Ambler Road project report delayed months

Ambler Road project report delayed months
Published: Jun. 16, 2023 at 7:53 AM AKDT
Email This Link
Share on Pinterest
Share on LinkedIn

JUNEAU, Alaska (KTUU) - A report on a private road in northern Alaska that would be used to access a mining district is being delayed by about six months.

The official record of decision on the Ambler Road Project that is being put off follows the Department of the Interior, the Bureau of Land Management, and the White House previously indicating a release date in late 2023.

However, the decision on the development highly touted by the Alaska Industrial Development and Export Authority — which proposed the 211-mile private industrial access road — likely won’t be seen until mid-2024 at the earliest.

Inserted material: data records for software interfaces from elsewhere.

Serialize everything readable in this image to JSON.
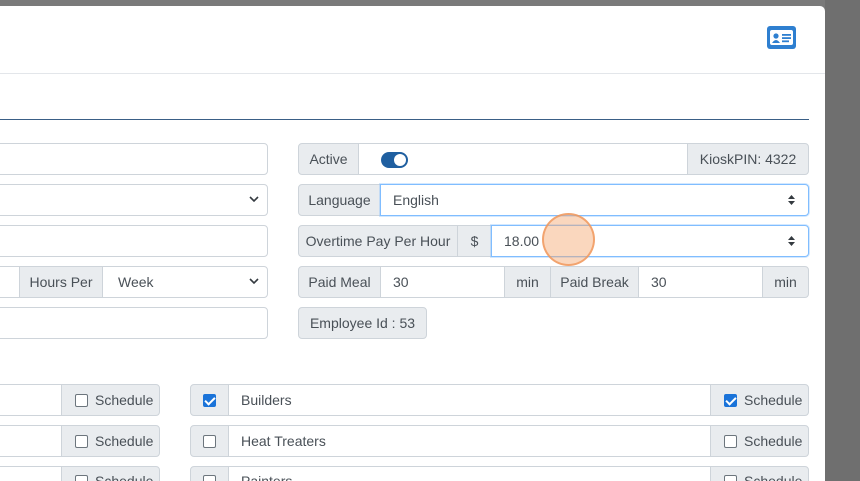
{
  "form": {
    "active_label": "Active",
    "active_on": true,
    "kiosk_pin": "KioskPIN: 4322",
    "language_label": "Language",
    "language_value": "English",
    "overtime_label": "Overtime Pay Per Hour",
    "currency_symbol": "$",
    "overtime_value": "18.00",
    "hours_per_label": "Hours Per",
    "hours_per_value": "Week",
    "paid_meal_label": "Paid Meal",
    "paid_meal_value": "30",
    "paid_meal_unit": "min",
    "paid_break_label": "Paid Break",
    "paid_break_value": "30",
    "paid_break_unit": "min",
    "employee_id": "Employee Id : 53"
  },
  "departments": {
    "left_schedule_labels": [
      "Schedule",
      "Schedule",
      "Schedule"
    ],
    "left_schedule_checked": [
      false,
      false,
      false
    ],
    "items": [
      {
        "name": "Builders",
        "checked": true,
        "schedule_label": "Schedule",
        "schedule_checked": true
      },
      {
        "name": "Heat Treaters",
        "checked": false,
        "schedule_label": "Schedule",
        "schedule_checked": false
      },
      {
        "name": "Painters",
        "checked": false,
        "schedule_label": "Schedule",
        "schedule_checked": false
      }
    ]
  },
  "icons": {
    "header_button": "id-card-icon"
  },
  "colors": {
    "primary": "#1f5fa0",
    "checkbox": "#1a73d9",
    "addon_bg": "#e9ecef"
  }
}
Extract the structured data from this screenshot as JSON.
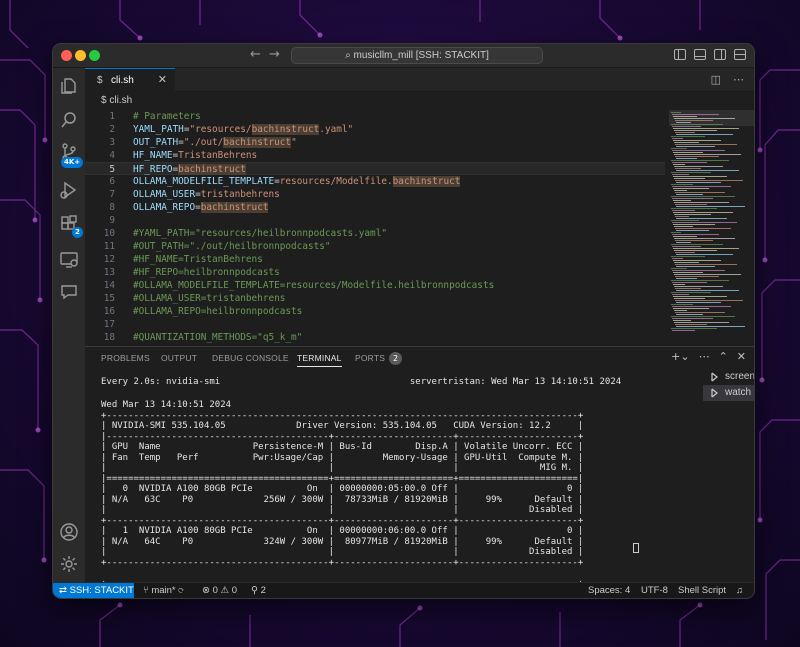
{
  "window": {
    "command_center": "musicllm_mill [SSH: STACKIT]"
  },
  "activity": {
    "source_control_badge": "4K+",
    "extensions_badge": "2"
  },
  "tabs": [
    {
      "label": "cli.sh"
    }
  ],
  "breadcrumb": "cli.sh",
  "editor": {
    "lines": [
      {
        "n": "1",
        "segments": [
          {
            "t": "# Parameters",
            "c": "comment"
          }
        ]
      },
      {
        "n": "2",
        "segments": [
          {
            "t": "YAML_PATH",
            "c": "var"
          },
          {
            "t": "=",
            "c": "op"
          },
          {
            "t": "\"resources/",
            "c": "str"
          },
          {
            "t": "bachinstruct",
            "c": "str",
            "hl": true
          },
          {
            "t": ".yaml\"",
            "c": "str"
          }
        ]
      },
      {
        "n": "3",
        "segments": [
          {
            "t": "OUT_PATH",
            "c": "var"
          },
          {
            "t": "=",
            "c": "op"
          },
          {
            "t": "\"./out/",
            "c": "str"
          },
          {
            "t": "bachinstruct",
            "c": "str",
            "hl": true
          },
          {
            "t": "\"",
            "c": "str"
          }
        ]
      },
      {
        "n": "4",
        "segments": [
          {
            "t": "HF_NAME",
            "c": "var"
          },
          {
            "t": "=",
            "c": "op"
          },
          {
            "t": "TristanBehrens",
            "c": "str"
          }
        ]
      },
      {
        "n": "5",
        "segments": [
          {
            "t": "HF_REPO",
            "c": "var"
          },
          {
            "t": "=",
            "c": "op"
          },
          {
            "t": "bachinstruct",
            "c": "str",
            "hl": true
          }
        ],
        "current": true
      },
      {
        "n": "6",
        "segments": [
          {
            "t": "OLLAMA_MODELFILE_TEMPLATE",
            "c": "var"
          },
          {
            "t": "=",
            "c": "op"
          },
          {
            "t": "resources/Modelfile.",
            "c": "str"
          },
          {
            "t": "bachinstruct",
            "c": "str",
            "hl": true
          }
        ]
      },
      {
        "n": "7",
        "segments": [
          {
            "t": "OLLAMA_USER",
            "c": "var"
          },
          {
            "t": "=",
            "c": "op"
          },
          {
            "t": "tristanbehrens",
            "c": "str"
          }
        ]
      },
      {
        "n": "8",
        "segments": [
          {
            "t": "OLLAMA_REPO",
            "c": "var"
          },
          {
            "t": "=",
            "c": "op"
          },
          {
            "t": "bachinstruct",
            "c": "str",
            "hl": true
          }
        ]
      },
      {
        "n": "9",
        "segments": []
      },
      {
        "n": "10",
        "segments": [
          {
            "t": "#YAML_PATH=\"resources/heilbronnpodcasts.yaml\"",
            "c": "comment"
          }
        ]
      },
      {
        "n": "11",
        "segments": [
          {
            "t": "#OUT_PATH=\"./out/heilbronnpodcasts\"",
            "c": "comment"
          }
        ]
      },
      {
        "n": "12",
        "segments": [
          {
            "t": "#HF_NAME=TristanBehrens",
            "c": "comment"
          }
        ]
      },
      {
        "n": "13",
        "segments": [
          {
            "t": "#HF_REPO=heilbronnpodcasts",
            "c": "comment"
          }
        ]
      },
      {
        "n": "14",
        "segments": [
          {
            "t": "#OLLAMA_MODELFILE_TEMPLATE=resources/Modelfile.heilbronnpodcasts",
            "c": "comment"
          }
        ]
      },
      {
        "n": "15",
        "segments": [
          {
            "t": "#OLLAMA_USER=tristanbehrens",
            "c": "comment"
          }
        ]
      },
      {
        "n": "16",
        "segments": [
          {
            "t": "#OLLAMA_REPO=heilbronnpodcasts",
            "c": "comment"
          }
        ]
      },
      {
        "n": "17",
        "segments": []
      },
      {
        "n": "18",
        "segments": [
          {
            "t": "#QUANTIZATION_METHODS=\"q5_k_m\"",
            "c": "comment"
          }
        ]
      }
    ]
  },
  "panel": {
    "tabs": [
      "PROBLEMS",
      "OUTPUT",
      "DEBUG CONSOLE",
      "TERMINAL",
      "PORTS"
    ],
    "active_tab": "TERMINAL",
    "ports_count": "2",
    "terminal_lines": [
      "Every 2.0s: nvidia-smi                                   servertristan: Wed Mar 13 14:10:51 2024",
      "",
      "Wed Mar 13 14:10:51 2024",
      "+---------------------------------------------------------------------------------------+",
      "| NVIDIA-SMI 535.104.05             Driver Version: 535.104.05   CUDA Version: 12.2     |",
      "|-----------------------------------------+----------------------+----------------------+",
      "| GPU  Name                 Persistence-M | Bus-Id        Disp.A | Volatile Uncorr. ECC |",
      "| Fan  Temp   Perf          Pwr:Usage/Cap |         Memory-Usage | GPU-Util  Compute M. |",
      "|                                         |                      |               MIG M. |",
      "|=========================================+======================+======================|",
      "|   0  NVIDIA A100 80GB PCIe          On  | 00000000:05:00.0 Off |                    0 |",
      "| N/A   63C    P0             256W / 300W |  78733MiB / 81920MiB |     99%      Default |",
      "|                                         |                      |             Disabled |",
      "+-----------------------------------------+----------------------+----------------------+",
      "|   1  NVIDIA A100 80GB PCIe          On  | 00000000:06:00.0 Off |                    0 |",
      "| N/A   64C    P0             324W / 300W |  80977MiB / 81920MiB |     99%      Default |",
      "|                                         |                      |             Disabled |",
      "+-----------------------------------------+----------------------+----------------------+",
      "",
      "+---------------------------------------------------------------------------------------+"
    ],
    "terminal_sessions": [
      "screen",
      "watch"
    ]
  },
  "status": {
    "remote": "SSH: STACKIT",
    "branch": "main*",
    "errors": "0",
    "warnings": "0",
    "ports": "2",
    "spaces": "Spaces: 4",
    "encoding": "UTF-8",
    "language": "Shell Script"
  }
}
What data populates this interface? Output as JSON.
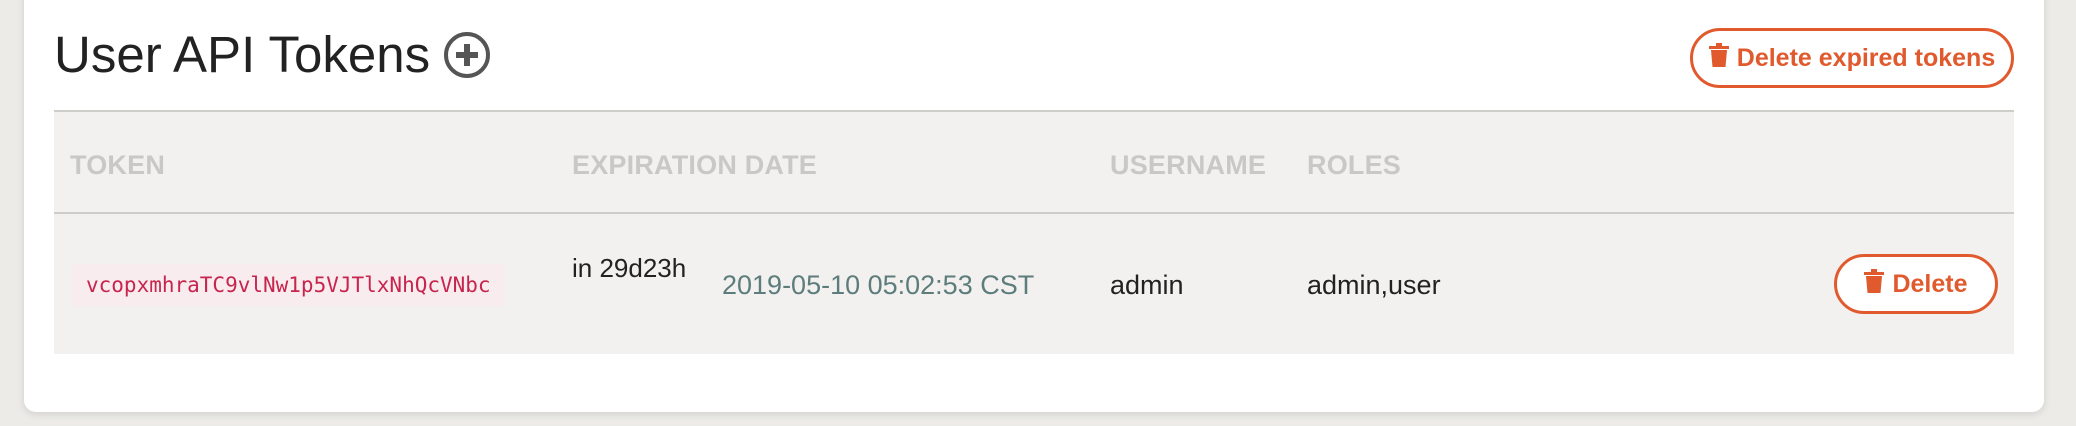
{
  "header": {
    "title": "User API Tokens",
    "delete_expired_label": "Delete expired tokens"
  },
  "table": {
    "columns": [
      "TOKEN",
      "EXPIRATION DATE",
      "USERNAME",
      "ROLES"
    ],
    "rows": [
      {
        "token": "vcopxmhraTC9vlNw1p5VJTlxNhQcVNbc",
        "relative": "in 29d23h",
        "expiration": "2019-05-10 05:02:53 CST",
        "username": "admin",
        "roles": "admin,user",
        "delete_label": "Delete"
      }
    ]
  },
  "colors": {
    "accent": "#e05a2e",
    "token_text": "#c7254e",
    "date_text": "#5d7d7c"
  },
  "icons": [
    "plus-circle-icon",
    "trash-icon"
  ]
}
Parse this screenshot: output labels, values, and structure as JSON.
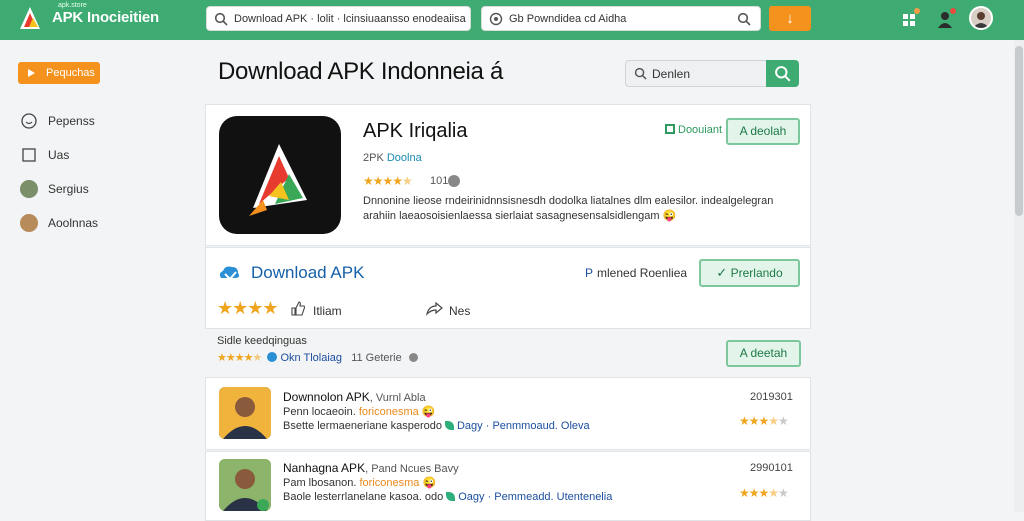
{
  "topbar": {
    "brand_small": "apk.store",
    "brand": "APK Inocieitien",
    "search1_value": "Download APK · lolit · lcinsiuaansso enodeaiisaa",
    "search2_value": "Gb Powndidea cd Aidha",
    "action_label": "↓"
  },
  "sidebar": {
    "button_label": "Pequchas",
    "items": [
      {
        "label": "Pepenss",
        "icon": "smile-icon"
      },
      {
        "label": "Uas",
        "icon": "square-icon"
      },
      {
        "label": "Sergius",
        "icon": "avatar-icon"
      },
      {
        "label": "Aoolnnas",
        "icon": "avatar-icon"
      }
    ]
  },
  "page": {
    "title": "Download APK Indonneia á",
    "search_value": "Denlen"
  },
  "app": {
    "name": "APK Iriqalia",
    "sub_prefix": "2PK",
    "sub_highlight": "Doolna",
    "rating_text": "101",
    "rating_stars": 4.5,
    "description": "Dnnonine lieose rndeirinidnnsisnesdh dodolka liatalnes dlm ealesilor. indealgelegran arahiin laeaosoisienlaessa sierlaiat sasagnesensalsidlengam 😜",
    "link_label": "Doouiant",
    "detail_button": "A deolah"
  },
  "download": {
    "title": "Download APK",
    "meta_prefix": "P",
    "meta_text": "mlened Roenliea",
    "button": "Prerlando",
    "stars": 4,
    "mid_label": "Itliam",
    "share_label": "Nes"
  },
  "summary": {
    "label": "Sidle keedqinguas",
    "stars": 4.5,
    "tag": "Okn Tlolaiag",
    "count": "11 Geterie",
    "button": "A deetah"
  },
  "reviews": [
    {
      "name": "Downnolon APK",
      "name_extra": ", Vurnl Abla",
      "line2_prefix": "Penn locaeoin.",
      "line2_highlight": "foriconesma",
      "line3_prefix": "Bsette lermaeneriane kasperodo",
      "line3_blue": "Dagy · Penmmoaud. Oleva",
      "date": "2019301",
      "stars": 3.5
    },
    {
      "name": "Nanhagna APK",
      "name_extra": ", Pand Ncues Bavy",
      "line2_prefix": "Pam lbosanon.",
      "line2_highlight": "foriconesma",
      "line3_prefix": "Baole lesterrlanelane kasoa. odo",
      "line3_blue": "Oagy · Pemmeadd. Utentenelia",
      "date": "2990101",
      "stars": 3.5
    }
  ],
  "colors": {
    "primary_green": "#3dab72",
    "accent_orange": "#f5921e",
    "link_blue": "#1560a8",
    "star_gold": "#f0a51e"
  }
}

The proposal would build the road starting from mile 161 of the Dalton Highway, going west along the southern flanks of the Brooks Range.

The Ambler Road Project has seen approved permits and rights of way, but challenges and clear opposition to the project remain.

A lawsuit in federal court filed by multiple Alaska Native tribes and a tribal consortium claims federal agencies violated multiple laws, including the Alaska National Interest Lands Conservation Act. here are concerns over lack of planning and lack of clarity on how subsistence resources, such as fish and caribou, might be protected.

The Tanana Chiefs Conference has also demanded the state stop pursuing the road, calling the project “rushed, flawed, and premature.”

Alaska’s congressional delegation expressed frustration about the delay, saying it is “needless.”

Sens. Lisa Murkowski and Dan Sullivan and Rep. Mary Peltola said in a joint statement that the delay is costing jobs and a domestic source of minerals, but the are committed to holding the Interior Department “accountable to the original timeline it provided to the court to address two discreet deficiencies in the (Environmental Impact Statement).”

The delegation said it requested a meeting with Interior Secretary Deb Haaland to get the project back on track.